The pressure to grieve ‘correctly'
When Eve’s mum was diagnosed with breast cancer, she was told to start grieving. However, she soon felt there was pressure for her to grieve in the ‘correct’ way – Eve shares she how handled this.
During my first year of college our family’s life was turned upside down when my mum was diagnosed with breast cancer. After a year of treatments she was put in remission. I can’t speak on behalf of her or anyone else but I wanted to share my experience with having a close family member battle this much feared illness, exploring how other individual’s expectations can affect and arguably hinder your grieving process.
You are taught to begin grieving at the first diagnosis given of cancer. Any certainties in the future are suddenly introduced with ‘Ifs’, ‘Maybes’ and varying levels of pity. This is terrifying and your mind can’t help but run to the worst situations. There were so many elements of the illness that were new to me, but what shocked me the most was the response I received being the daughter of someone with cancer and the responsibility I felt to grieve ‘correctly’.
I felt pressure to constantly communicate my most honest, raw emotions surrounding the diagnosis to anyone who asked about it. It was exhausting.
Often cancer treatment is lengthy and the outcome is uncertain, so those expectations felt inescapable.
It felt like my every movement, emotion and action was analysed. I could no longer drink a bit too much at a party because I was young and experimenting, I could no longer fail a test because I was simply not doing well at a subject, I could no longer laugh, joke or even cry without my mum’s illness being constantly related to the event.
In situations like that, a common reaction is for you to detach yourself from the situation, for your emotions to numb and your responses to become less compassionate.
I was so aware that the sympathy and questions all came from places of good intent but I couldn’t handle being the spokesperson of our family’s emotions during such a difficult time.
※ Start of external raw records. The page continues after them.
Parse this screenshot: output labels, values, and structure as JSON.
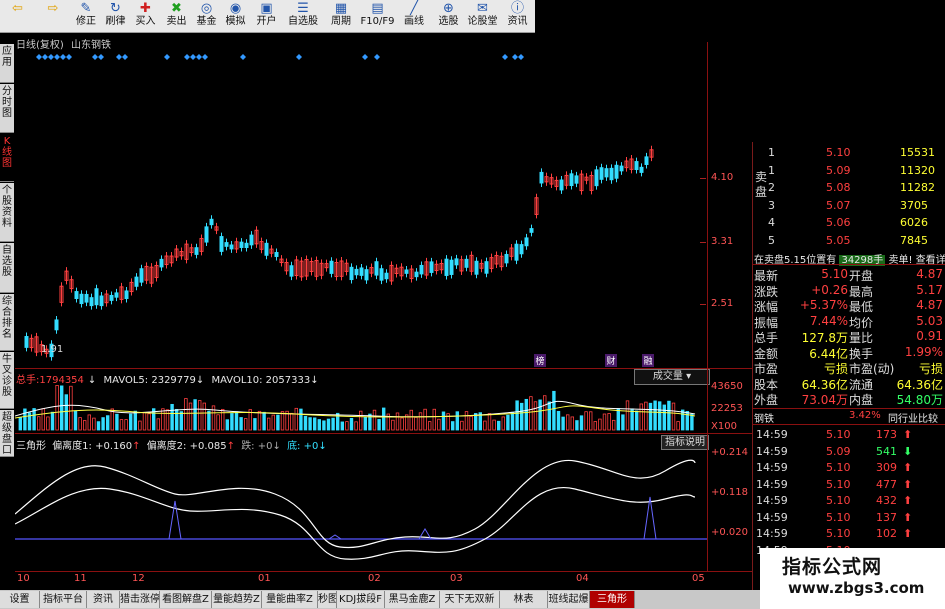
{
  "toolbar": {
    "buttons": [
      {
        "label": "",
        "icon": "back-arrow-icon"
      },
      {
        "label": "",
        "icon": "forward-arrow-icon"
      },
      {
        "label": "修正",
        "icon": "edit-icon"
      },
      {
        "label": "刷律",
        "icon": "refresh-icon"
      },
      {
        "label": "买入",
        "icon": "buy-icon"
      },
      {
        "label": "卖出",
        "icon": "sell-icon"
      },
      {
        "label": "基金",
        "icon": "fund-icon"
      },
      {
        "label": "模拟",
        "icon": "simulate-icon"
      },
      {
        "label": "开户",
        "icon": "open-account-icon"
      },
      {
        "label": "自选股",
        "icon": "watchlist-icon"
      },
      {
        "label": "周期",
        "icon": "period-icon"
      },
      {
        "label": "F10/F9",
        "icon": "f10-icon"
      },
      {
        "label": "画线",
        "icon": "draw-line-icon"
      },
      {
        "label": "选股",
        "icon": "stock-picker-icon"
      },
      {
        "label": "论股堂",
        "icon": "forum-icon"
      },
      {
        "label": "资讯",
        "icon": "news-icon"
      }
    ]
  },
  "left_tabs": [
    "应用",
    "分时图",
    "K线图",
    "个股资料",
    "自选股",
    "综合排名",
    "牛叉诊股",
    "超级盘口"
  ],
  "chart_header": {
    "mode": "日线(复权)",
    "name": "山东钢铁"
  },
  "price_axis": [
    "4.10",
    "3.31",
    "2.51"
  ],
  "price_low_label": "1.91",
  "event_markers": [
    "榜",
    "财",
    "融"
  ],
  "volume_header": {
    "total_label": "总手:",
    "total_value": "1794354",
    "ma5": "MAVOL5: 2329779",
    "ma10": "MAVOL10: 2057333",
    "button": "成交量"
  },
  "volume_axis": [
    "43650",
    "22253",
    "X100"
  ],
  "indicator_header": {
    "name": "三角形",
    "p1": "偏离度1: +0.160",
    "p2": "偏离度2: +0.085",
    "p3": "跌: +0",
    "p4": "底: +0",
    "help": "指标说明"
  },
  "indicator_axis": [
    "+0.214",
    "+0.118",
    "+0.020"
  ],
  "date_axis": [
    "10",
    "11",
    "12",
    "01",
    "02",
    "03",
    "04",
    "05"
  ],
  "bottom_tabs": [
    "设置",
    "指标平台",
    "资讯",
    "猎击涨停",
    "看图解盘Z",
    "量能趋势Z",
    "量能曲率Z",
    "秒图买点",
    "KDJ拔段F",
    "黑马金鹿Z",
    "天下无双新",
    "林表",
    "班线起爆",
    "三角形"
  ],
  "order_book": {
    "sell_label": "卖盘",
    "rows": [
      {
        "level": "1",
        "price": "5.10",
        "vol": "15531"
      },
      {
        "level": "1",
        "price": "5.09",
        "vol": "11320"
      },
      {
        "level": "2",
        "price": "5.08",
        "vol": "11282"
      },
      {
        "level": "3",
        "price": "5.07",
        "vol": "3705"
      },
      {
        "level": "4",
        "price": "5.06",
        "vol": "6026"
      },
      {
        "level": "5",
        "price": "5.05",
        "vol": "7845"
      }
    ],
    "note_left": "在卖盘5.15位置有",
    "note_mid": "34298手",
    "note_right": "卖单! 查看详细"
  },
  "quote": [
    {
      "l1": "最新",
      "v1": "5.10",
      "l2": "开盘",
      "v2": "4.87"
    },
    {
      "l1": "涨跌",
      "v1": "+0.26",
      "l2": "最高",
      "v2": "5.17"
    },
    {
      "l1": "涨幅",
      "v1": "+5.37%",
      "l2": "最低",
      "v2": "4.87"
    },
    {
      "l1": "振幅",
      "v1": "7.44%",
      "l2": "均价",
      "v2": "5.03"
    },
    {
      "l1": "总手",
      "v1": "127.8万",
      "l2": "量比",
      "v2": "0.91"
    },
    {
      "l1": "金额",
      "v1": "6.44亿",
      "l2": "换手",
      "v2": "1.99%"
    },
    {
      "l1": "市盈",
      "v1": "亏损",
      "l2": "市盈(动)",
      "v2": "亏损"
    },
    {
      "l1": "股本",
      "v1": "64.36亿",
      "l2": "流通",
      "v2": "64.36亿"
    },
    {
      "l1": "外盘",
      "v1": "73.04万",
      "l2": "内盘",
      "v2": "54.80万"
    }
  ],
  "sector": {
    "name": "钢铁",
    "pct": "3.42%",
    "link": "同行业比较"
  },
  "ticks": [
    {
      "time": "14:59",
      "price": "5.10",
      "vol": "173"
    },
    {
      "time": "14:59",
      "price": "5.09",
      "vol": "541"
    },
    {
      "time": "14:59",
      "price": "5.10",
      "vol": "309"
    },
    {
      "time": "14:59",
      "price": "5.10",
      "vol": "477"
    },
    {
      "time": "14:59",
      "price": "5.10",
      "vol": "432"
    },
    {
      "time": "14:59",
      "price": "5.10",
      "vol": "137"
    },
    {
      "time": "14:59",
      "price": "5.10",
      "vol": "102"
    },
    {
      "time": "14:59",
      "price": "5.10",
      "vol": ""
    }
  ],
  "watermark": {
    "title": "指标公式网",
    "url": "www.zbgs3.com"
  }
}
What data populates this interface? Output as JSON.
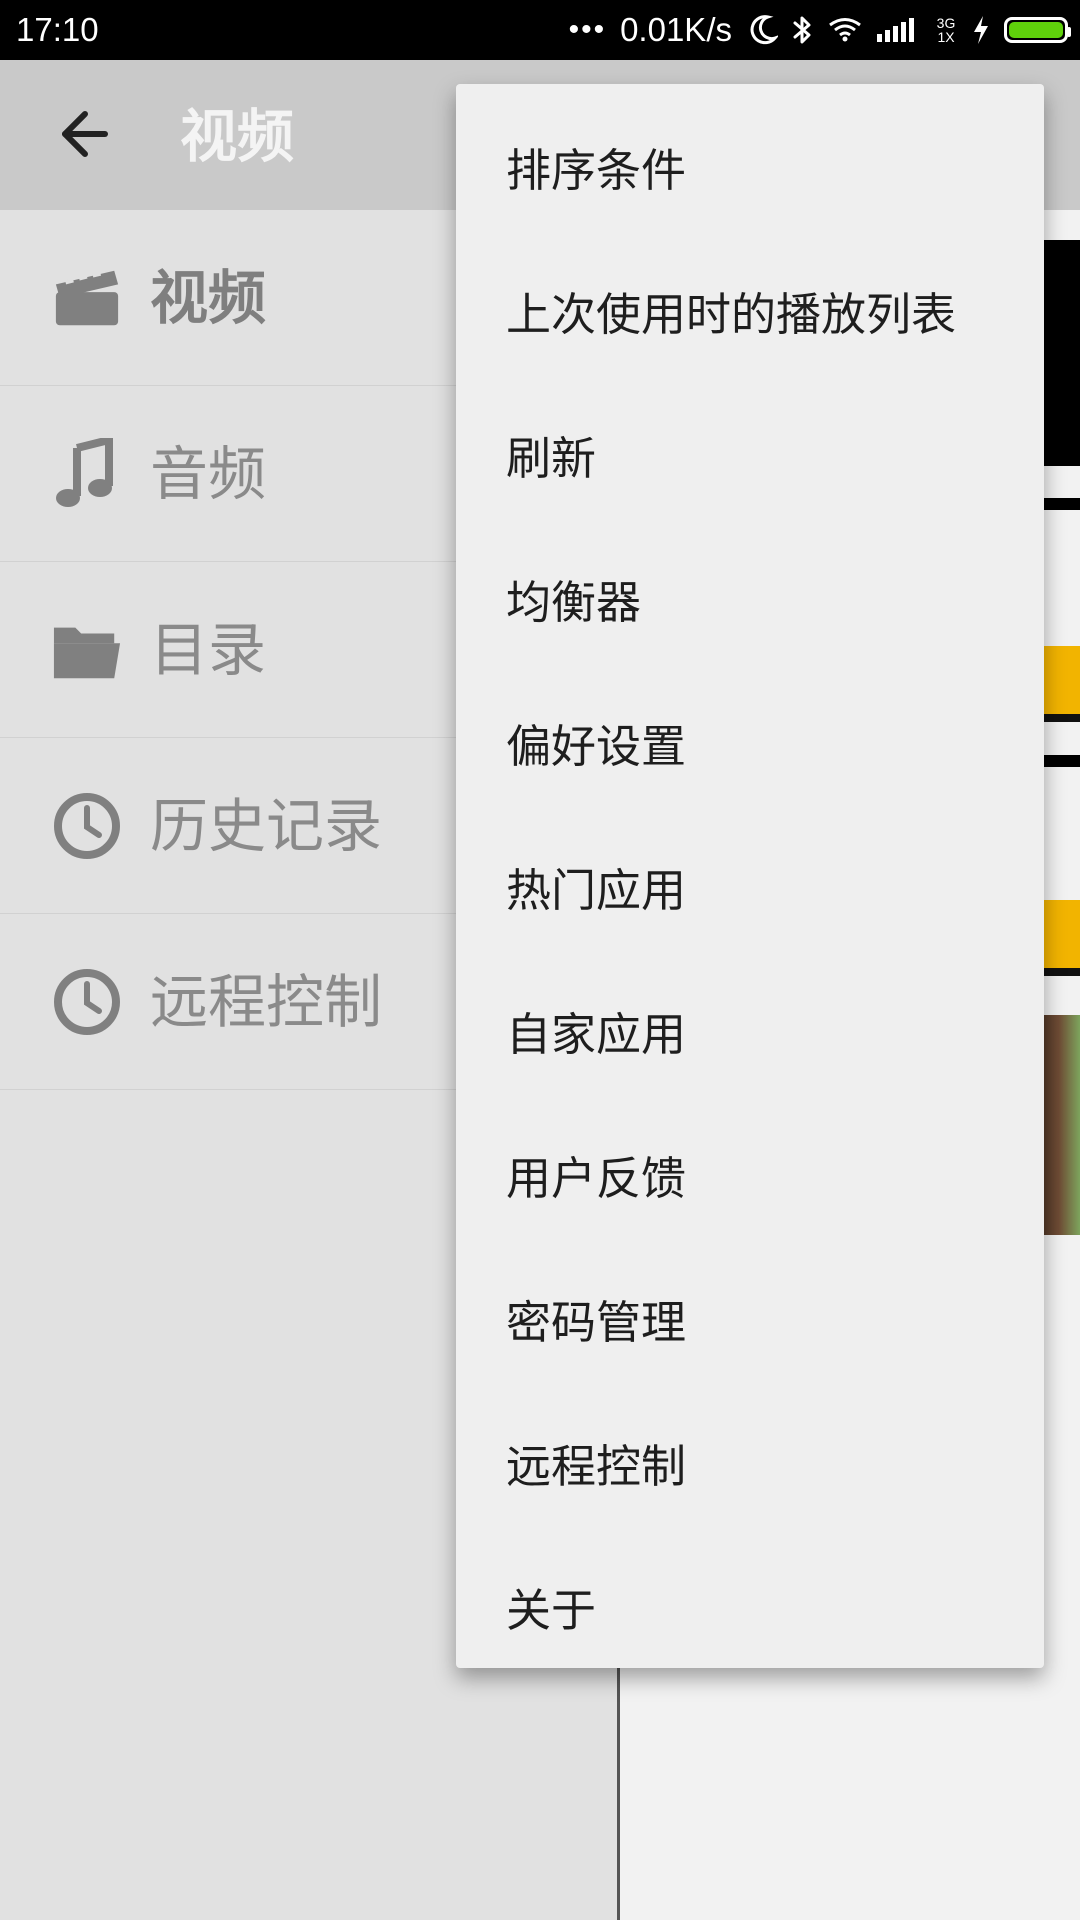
{
  "status_bar": {
    "time": "17:10",
    "dots": "•••",
    "speed": "0.01K/s",
    "network_label": "3G 1X"
  },
  "app_bar": {
    "back_icon": "arrow-back-icon",
    "title": "视频"
  },
  "drawer": {
    "items": [
      {
        "label": "视频",
        "icon": "film-clapper-icon",
        "active": true
      },
      {
        "label": "音频",
        "icon": "music-note-icon",
        "active": false
      },
      {
        "label": "目录",
        "icon": "folder-icon",
        "active": false
      },
      {
        "label": "历史记录",
        "icon": "clock-icon",
        "active": false
      },
      {
        "label": "远程控制",
        "icon": "clock-icon",
        "active": false
      }
    ]
  },
  "overflow_menu": {
    "items": [
      "排序条件",
      "上次使用时的播放列表",
      "刷新",
      "均衡器",
      "偏好设置",
      "热门应用",
      "自家应用",
      "用户反馈",
      "密码管理",
      "远程控制",
      "关于"
    ]
  },
  "colors": {
    "status_bar": "#000000",
    "app_bar": "#c9c9c9",
    "drawer_background": "#e1e1e1",
    "menu_background": "#efefef",
    "accent_yellow": "#f2b400",
    "battery_green": "#5fd10b"
  }
}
The combination of intangible amounts of guilt and sadness led me to become a very numb and dissociated shell of myself. I ended up pretty much refusing to speak about it in non-medical terms. I’m sure to a lot of people it looked like I was lacking in compassion, care and perhaps I did seem cold - but I truly cared for my mum and family more than anything in the world.
When someone is diagnosed with cancer, I get why the instant reaction is sympathy. I understand that I was told about every possible negative outcome of the treatment in order to prepare me, and warn me of the very worst. But from the moment my mum was diagnosed people responded like it was a death sentence, and there was an expectation that I should have reacted like it was.
Nowadays, I don’t feel any anger or even frustration towards the way people reacted and responded to me because everyone was trying their best and I truly believe that. Ultimately the detachment and dissociation I experienced was a coping mechanism to an overwhelming situation. We all did what we needed to do to survive, to function and live day to day but my main priority should have been to support my mum and my family and not to appease typical symptoms of grief.
There is still so much fear around cancer and it is scary. And because of this, people often don’t know how to react to you when your relative has been recently diagnosed or undergoing treatment - and that’s okay. We don’t want you to pretend to be a psychologist, we don’t want a perfectly crafted response or in depth knowledge about the medical procedures; we just don’t want the illness to be the only thing you see.
Where to get help
If you have been bereaved, or experienced a loss, visit our Find Help: Grief and Loss guide with advice and places you can find help.